On one hand, if people are going to buy a bottled water, it's great that they would buy one that's considered green, but do you worry that the people who care about being green will just drink tap, while people who aren't green will only look to cost and probably buy Dasani?
If you care about cost, you wouldn't buy Dasani. Dasani, Aquafina, and Smartwater are the biggest brands made from municipal water, and they're more expensive than natural spring water. I think that, again, the choice to drink bottled water has more to do with your situation during the day; if you stop to get gas, and you're thirsty, I guess you could get your refillable water bottle filled up in the bathroom, but I doubt it. It depends on the situation you're in. Any water that's bottled in PET [polyethylene terephthalate plastic bottles] instead of glass would be the green option to other packaged beverages.
What do you say to those who have claimed your industry is selling snow to Eskimos?

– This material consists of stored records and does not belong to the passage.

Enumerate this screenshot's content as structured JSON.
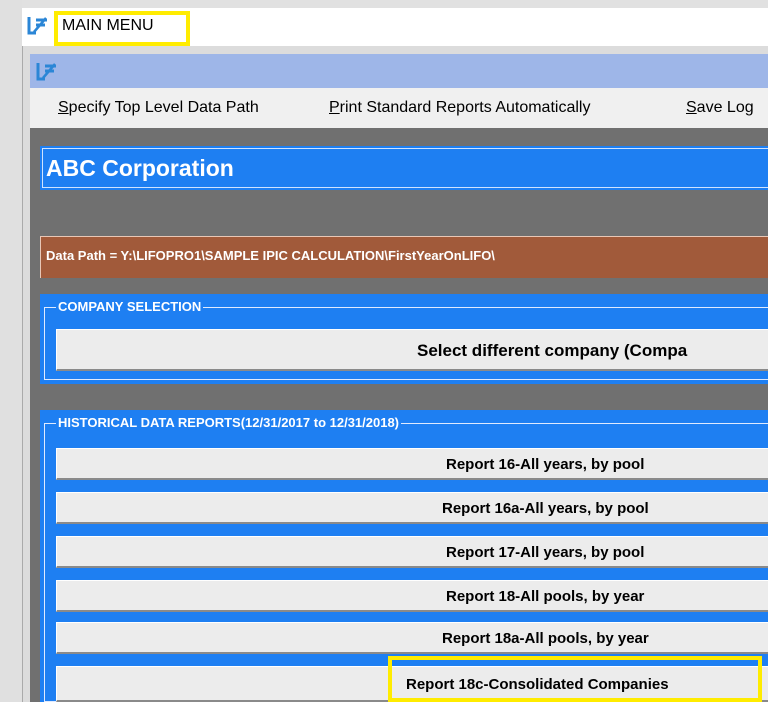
{
  "window": {
    "title": "MAIN MENU",
    "logo_icon": "lifopro-logo-icon",
    "highlight_color": "#ffec00"
  },
  "menu": {
    "items": [
      "Specify Top Level Data Path",
      "Print Standard Reports Automatically",
      "Save Log"
    ]
  },
  "company": {
    "name": "ABC Corporation"
  },
  "data_path": {
    "text": "Data Path = Y:\\LIFOPRO1\\SAMPLE IPIC CALCULATION\\FirstYearOnLIFO\\"
  },
  "company_selection": {
    "label": "COMPANY SELECTION",
    "button": "Select different company (Compa"
  },
  "historical": {
    "label": "HISTORICAL DATA REPORTS(12/31/2017 to 12/31/2018)",
    "buttons": [
      "Report 16-All years, by pool",
      "Report 16a-All years, by pool",
      "Report 17-All years, by pool",
      "Report 18-All pools, by year",
      "Report 18a-All pools, by year",
      "Report 18c-Consolidated Companies"
    ]
  },
  "colors": {
    "blue_panel": "#1e7ff2",
    "path_bar": "#a15a3a",
    "dark_bg": "#707070"
  }
}
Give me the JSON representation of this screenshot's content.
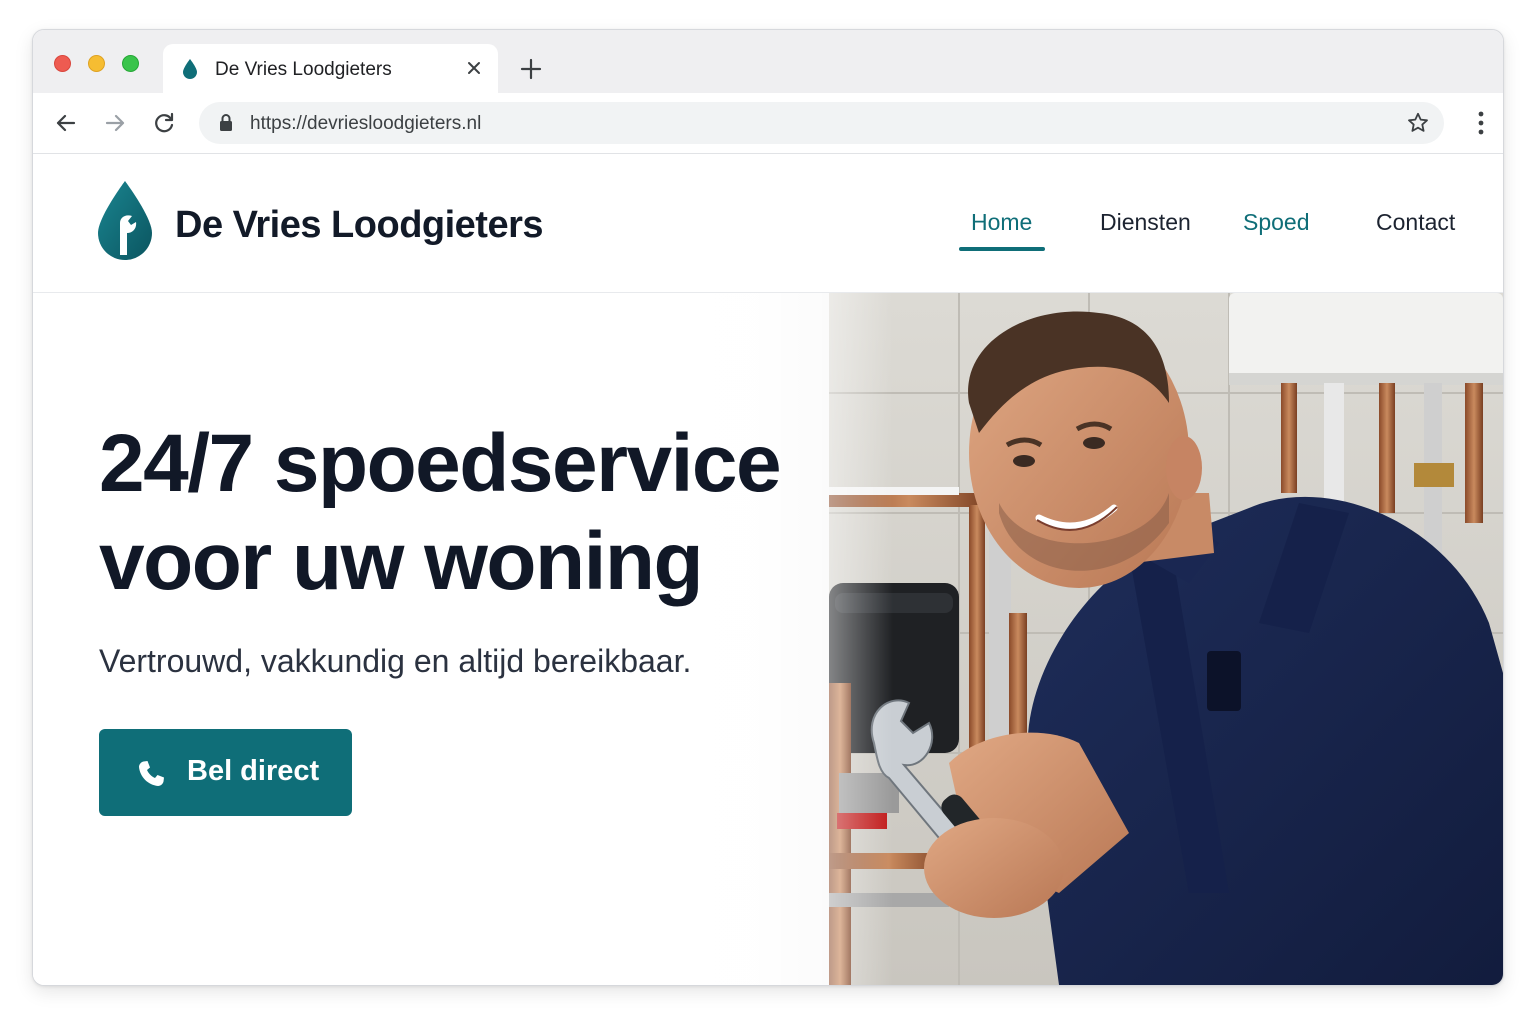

That they should try it. If you try our product and compare it to other products, you would sense that it has a reason to be. We [think] that it's OK to bring wine from Chile and Australia, and that there's something special about it to bring it across the world. People who think there's no difference [between tap and bottled] have probably just not tried Fiji Water. To put it a different, more pragmatic way, if the stuff that came out of an artesian aquifer in Fiji tasted the same as Los Angeles tap water, we could save a ton of money. We wouldn't go to the expense if there weren't a great reason for that water to come from there.
There's another good reason that we've done a lousy of job of helping people to understand—[Fiji] is an archipelago of islands. People who say that, for the sake of the planet, Fiji should not be able to develop economically, that's an interesting argument. This country needs to be able to do something to get ahead. Fiji is kind of screwed—they don't have a ton of options for economic development, but bottled water is one of them. With bottled water, we generate 20 percent of the country's exports. We're an integral part of the economy and development of the entire country.
When someone buys a bottle of Fiji, they're buying prosperity for the country. We reinvest a tremendous amount of what we make selling our product. We've protected about 50,000 acres of rain forest. With Pacific Water for Life, we aim to provide clean, safe drinking water to every community in Fiji. One hundred communities will have safe water, so now someone 10 or 20 miles down from the plants can drink the same water we bottle. If we did, as you suggested, cease to exist, a big chunk of the economy would be gone, the schools that we built would go away, and the water access projects would go away. I don't think that's what anyone really wants.
One last question: Which candidate's environmental plans do you favor?
I lean more toward the McCain plan, but I'm happy that we've gotten to a place where no matter who wins, climate change will get attention. I don't think there's much of a practical difference. One of the big differences is the use of nuclear energy, and I don't want a plant near my house just like you don't, but I have a little more faith in our ability to manage the waste problems with nuclear. You have to change the way we use energy. What we've seen with gasoline is that prices go up by double and consumption goes down 2 percent.... The future will give us different tools, but [nuclear energy] is something that we know how to do and we can do now.